* TASK BRIEF *
Scan the material below for "action", then return each line that contains it.

■ ■ ■ ■ ■

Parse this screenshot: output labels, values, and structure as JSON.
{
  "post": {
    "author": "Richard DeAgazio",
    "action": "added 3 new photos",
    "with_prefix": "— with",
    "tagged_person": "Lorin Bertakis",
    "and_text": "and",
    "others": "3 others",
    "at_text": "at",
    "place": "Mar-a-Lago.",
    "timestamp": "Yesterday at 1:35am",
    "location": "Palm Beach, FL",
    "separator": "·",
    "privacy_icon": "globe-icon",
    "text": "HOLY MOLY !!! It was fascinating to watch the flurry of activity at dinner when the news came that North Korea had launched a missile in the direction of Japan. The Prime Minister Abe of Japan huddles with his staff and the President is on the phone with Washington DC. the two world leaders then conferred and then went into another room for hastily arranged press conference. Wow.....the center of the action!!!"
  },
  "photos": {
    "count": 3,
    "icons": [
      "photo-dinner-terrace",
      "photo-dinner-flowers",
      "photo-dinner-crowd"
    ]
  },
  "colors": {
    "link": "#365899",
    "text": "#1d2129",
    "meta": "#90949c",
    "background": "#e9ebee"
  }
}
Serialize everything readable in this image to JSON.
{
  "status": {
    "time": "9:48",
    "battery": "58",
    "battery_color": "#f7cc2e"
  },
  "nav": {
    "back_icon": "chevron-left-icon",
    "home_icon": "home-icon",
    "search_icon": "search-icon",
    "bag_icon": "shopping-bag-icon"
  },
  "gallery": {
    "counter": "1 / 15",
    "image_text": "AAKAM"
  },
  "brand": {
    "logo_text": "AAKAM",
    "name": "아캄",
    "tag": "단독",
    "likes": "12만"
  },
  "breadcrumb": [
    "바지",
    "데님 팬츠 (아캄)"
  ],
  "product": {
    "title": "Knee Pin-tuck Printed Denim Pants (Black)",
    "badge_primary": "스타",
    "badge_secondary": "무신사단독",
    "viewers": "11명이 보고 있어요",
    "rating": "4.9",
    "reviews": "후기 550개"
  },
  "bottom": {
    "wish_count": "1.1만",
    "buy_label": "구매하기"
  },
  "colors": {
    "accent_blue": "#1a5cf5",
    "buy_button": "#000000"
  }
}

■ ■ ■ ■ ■

* WRITTEN REPLY *
    "action": "added 3 new photos",
    "text": "HOLY MOLY !!! It was fascinating to watch the flurry of activity at dinner when the news came that North Korea had launched a missile in the direction of Japan. The Prime Minister Abe of Japan huddles with his staff and the President is on the phone with Washington DC. the two world leaders then conferred and then went into another room for hastily arranged press conference. Wow.....the center of the action!!!"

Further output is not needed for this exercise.